Page 4262 - Week 12 - Tuesday, 24 October 2017

Next page . . . . Previous page . . . . Speeches . . . . Contents . . . . Debates(HTML) . . . . PDF . . . . Video

territory land in non-urban areas as well. Currently ActewAGL undertakes this work, making sure that vegetation does not interfere with utility networks in non-urban areas, under the previous agreement with the ACT government. The amendment provides the legislative responsibility for this work.

The act will be amended to make ActewAGL responsible for vegetation management on leased territory land within non-urban areas and for private poles on rural leased land. The amendment allows ActewAGL to enter private property for the purpose of inspection and maintenance and to issue notices to owners to make them safe.

In the presentation speech, Mr Rattenbury said that the changes are being introduced to reduce the risk of bushfires being started by powerlines in rural areas, which of course makes us wonder whether enough has been done up until now. We have also had the comment in Mr Rattenbury’s presentation speech that:

Some trees are dangerously close to the powerlines and require outages to prune them back to within acceptable clearances. The utility is confident that after a transition period of three to five years, the trees will be in a much more manageable state and costs will reduce, as outages will not be needed.

Again, it makes one question what has been done up until now that it is going to take us three to five years to have these trees in a manageable state.

The bill also introduces a strict liability offence, enforcing ActewAGL to comply with minimum vegetation safety clearance distances from poles and wires. This amendment to the act will create a regulatory change event that will allow ActewAGL to apply to the Australian Energy Regulator to pass on the cost of urban area tree management to customers. This will see an increase of $9 to $10 added to the average household electricity bill per year, according to Mr Rattenbury’s presentation speech.

Whilst Mr Rattenbury said shortly after that in his speech that when trees are in a more manageable state costs will reduce, as outages will not be needed, I have yet to see any changes introduced by this government that lead to a reduction of electricity prices. What we see time and again is a small increase and another small increase and another small increase. The government likes to refer to it as something like “just the cost of one cup of coffee a week” or “two cups of coffee a week”. At this rate, coffee will become completely out of fashion. None of us will have any money left to purchase cups of coffee.
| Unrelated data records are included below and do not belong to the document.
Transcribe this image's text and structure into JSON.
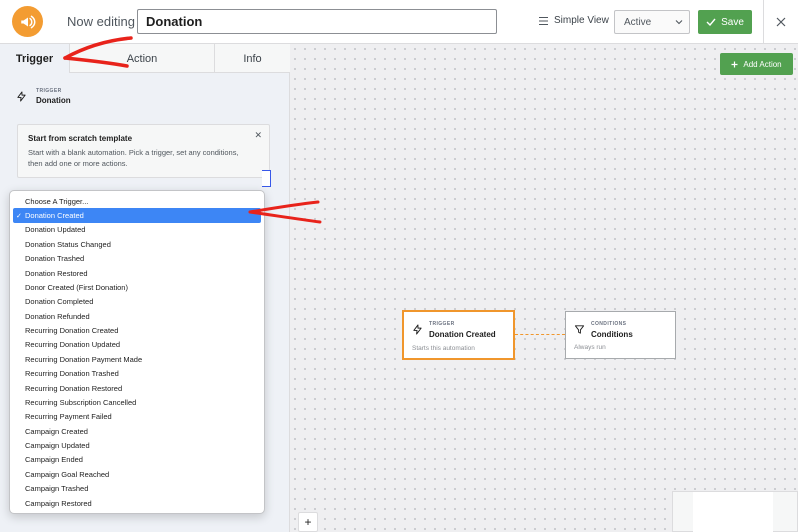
{
  "header": {
    "now_editing_label": "Now editing",
    "automation_name": "Donation",
    "simple_view_label": "Simple View",
    "status_value": "Active",
    "save_label": "Save"
  },
  "sidebar": {
    "tabs": [
      {
        "label": "Trigger",
        "active": true
      },
      {
        "label": "Action",
        "active": false
      },
      {
        "label": "Info",
        "active": false
      }
    ],
    "trigger_section": {
      "label": "TRIGGER",
      "value": "Donation"
    },
    "template_card": {
      "title": "Start from scratch template",
      "description": "Start with a blank automation. Pick a trigger, set any conditions, then add one or more actions."
    },
    "trigger_dropdown": {
      "selected": "Donation Created",
      "options": [
        "Choose A Trigger...",
        "Donation Created",
        "Donation Updated",
        "Donation Status Changed",
        "Donation Trashed",
        "Donation Restored",
        "Donor Created (First Donation)",
        "Donation Completed",
        "Donation Refunded",
        "Recurring Donation Created",
        "Recurring Donation Updated",
        "Recurring Donation Payment Made",
        "Recurring Donation Trashed",
        "Recurring Donation Restored",
        "Recurring Subscription Cancelled",
        "Recurring Payment Failed",
        "Campaign Created",
        "Campaign Updated",
        "Campaign Ended",
        "Campaign Goal Reached",
        "Campaign Trashed",
        "Campaign Restored"
      ]
    }
  },
  "canvas": {
    "add_action_label": "Add Action",
    "zoom_in_label": "+",
    "trigger_node": {
      "label": "TRIGGER",
      "title": "Donation Created",
      "subtitle": "Starts this automation"
    },
    "conditions_node": {
      "label": "CONDITIONS",
      "title": "Conditions",
      "subtitle": "Always run"
    }
  },
  "colors": {
    "brand_orange": "#f39c32",
    "save_green": "#52a150",
    "selected_blue": "#3d86f5",
    "trigger_border": "#f0962c",
    "annotation_red": "#e8231b"
  },
  "icons": [
    "megaphone-icon",
    "menu-lines-icon",
    "chevron-down-icon",
    "check-icon",
    "close-icon",
    "bolt-icon",
    "funnel-icon",
    "plus-icon"
  ]
}
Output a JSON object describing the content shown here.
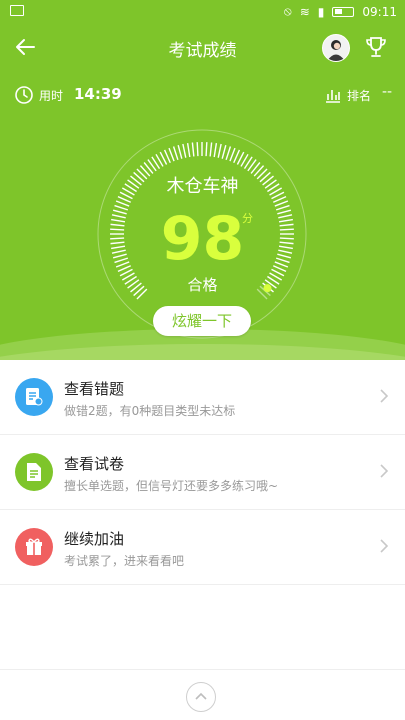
{
  "status_bar": {
    "time": "09:11"
  },
  "header": {
    "title": "考试成绩",
    "time_label": "用时",
    "time_value": "14:39",
    "rank_label": "排名",
    "rank_value": "--",
    "nickname": "木仓车神",
    "score": "98",
    "score_unit": "分",
    "result": "合格",
    "share_button": "炫耀一下"
  },
  "list": {
    "items": [
      {
        "title": "查看错题",
        "desc": "做错2题，有0种题目类型未达标",
        "color": "#39a7f0"
      },
      {
        "title": "查看试卷",
        "desc": "擅长单选题，但信号灯还要多多练习哦~",
        "color": "#7ec52a"
      },
      {
        "title": "继续加油",
        "desc": "考试累了，进来看看吧",
        "color": "#f06060"
      }
    ]
  },
  "colors": {
    "brand_green": "#7ec52a",
    "score_yellow": "#d9ff3d",
    "muted": "#999999"
  },
  "icons": [
    "back-arrow-icon",
    "trophy-icon",
    "clock-icon",
    "rank-chart-icon",
    "wrong-question-icon",
    "paper-icon",
    "gift-icon",
    "chevron-right-icon",
    "chevron-up-icon"
  ]
}
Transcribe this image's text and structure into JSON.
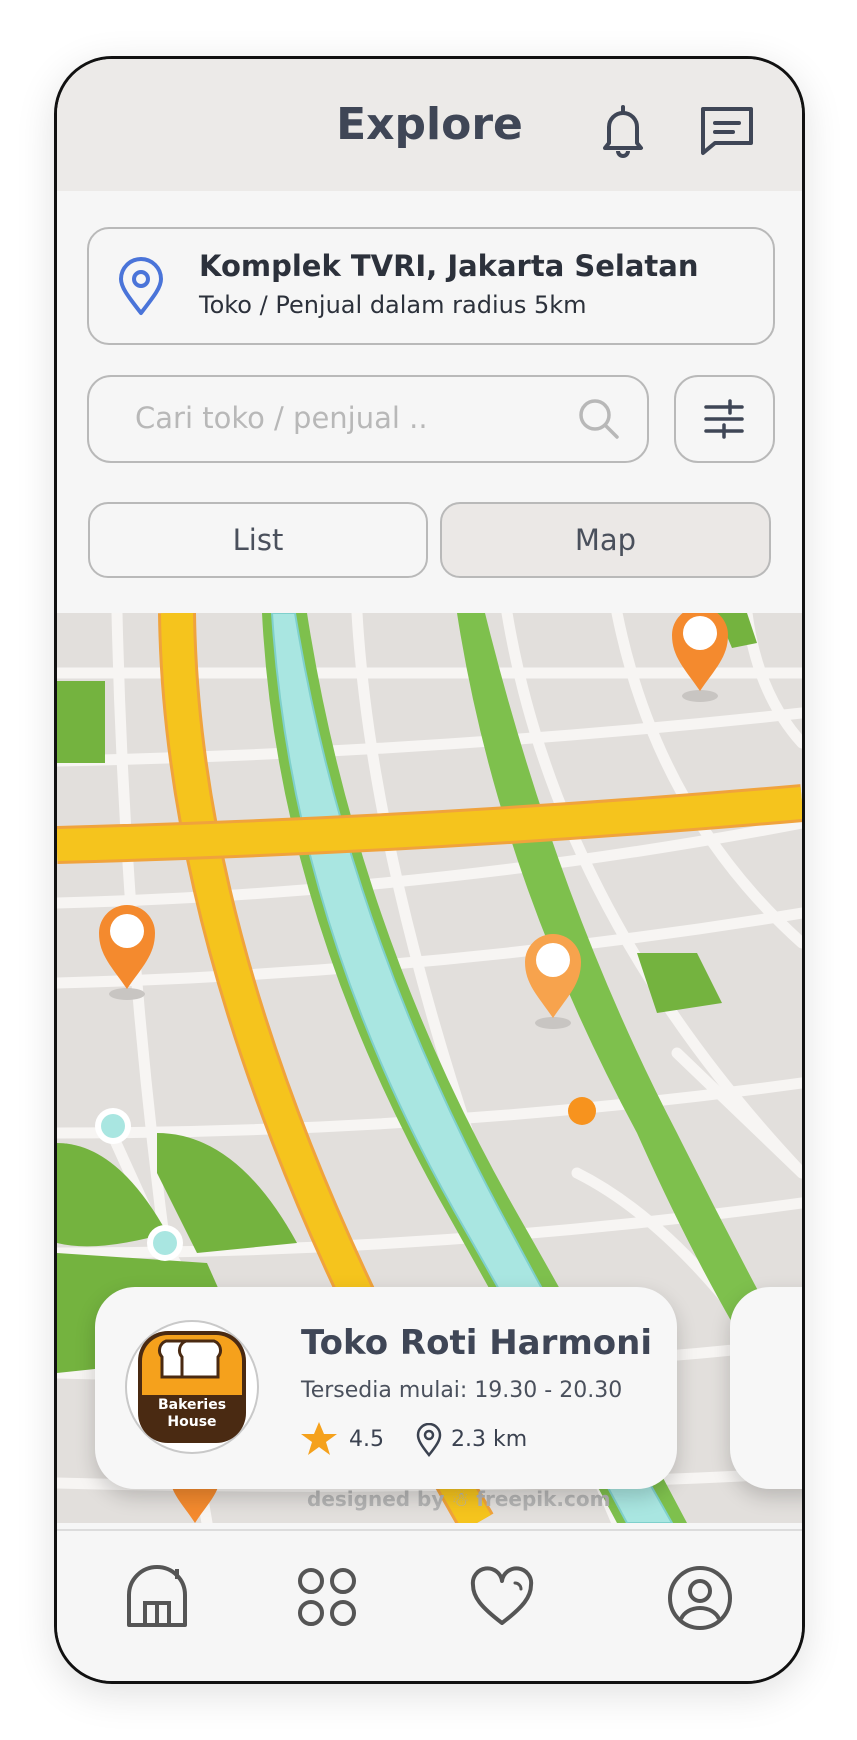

On the basis that this has the result of seeing an increase of $9 to $10 per year in the average household electricity bill, we will be opposing this bill today. It is currently taking place, arguably perhaps not well enough, according to Mr Rattenbury’s introductory speech. It is currently taking place. This change is going to see an increase for consumers. I do not understand what the benefit is going to be. All it is going to be is another charge to consumers. That is on top of every other charge that we see.

These cost of living increases are hitting Canberra households hard time and again. You might think that $9 or $10 a year is nothing, but when you add it to everything

Next page . . . . Previous page . . . . Speeches . . . . Contents . . . . Debates(HTML) . . . . PDF . . . . Video